LOTS of my constituents have written to me asking about the outcome of the Leveson inquiry, after the scandal of phone hacking.
We should not forget the innocent victims of press intrusion who gave evidence to the inquiry. Victims like the Dowlers and the McCanns, who had to endure the unimaginable trauma of terrible crimes and injuries being inflicted upon their children, followed by unforgivable intrusion and harassment by parts of the media.
They showed real courage in giving evidence so that we can learn from their experiences. I pay tribute to those journalists who worked hard to tell their stories in a respectful and careful way. The journalistic profession should not be tarred by the actions of a few, but it’s clear that the Press Complaints Commission has failed and that business as usual is not an option.
One of the lessons of the Hillsborough disaster is just how long it took to address mistruths once they took hold. So a swift effective system for redress really matters in dealing with any problems that do arise.
As a point of principle, I think a fearless press that holds the powerful to account is essential to democracy. That is why I support a new press complaints system that is independent of both government and the media industry, able to enforce its rulings against all newspapers and accessible to everyone.
Lord Justice Leveson’s report recommends a new system of independent self-regulation, guaranteed by law, which the Labour Party accepts. His proposal starts with the industry setting up a new self-regulatory body, tougher than the old Press Complaints Commission (with the ability to fine newspapers up to £1million), and with independent people appointed to its board.
But for now we must focus on implementing Lord Leveson’s recommendations. Politicians in Westminster need to agree a swift timetable for implementation and we must avoid allowing the Leveson report to sit on a shelf gathering dust.

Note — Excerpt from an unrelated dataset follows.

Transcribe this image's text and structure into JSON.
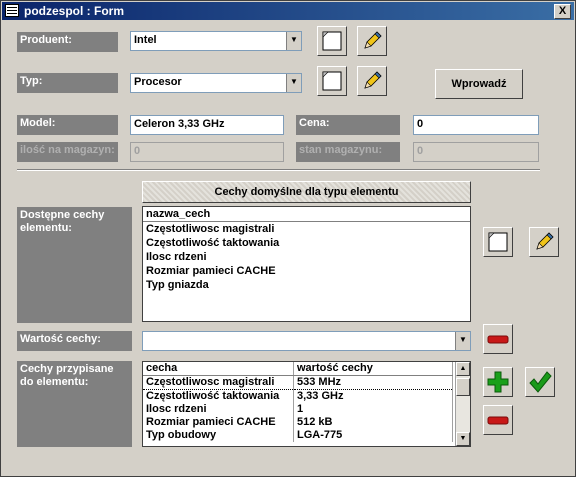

We have an obligation and an opportunity to bring about real change in the way our media operates and we must not let down the families like the McCanns and the Dowlers, as well as the wider British public, who are counting on us to make the changes that are needed.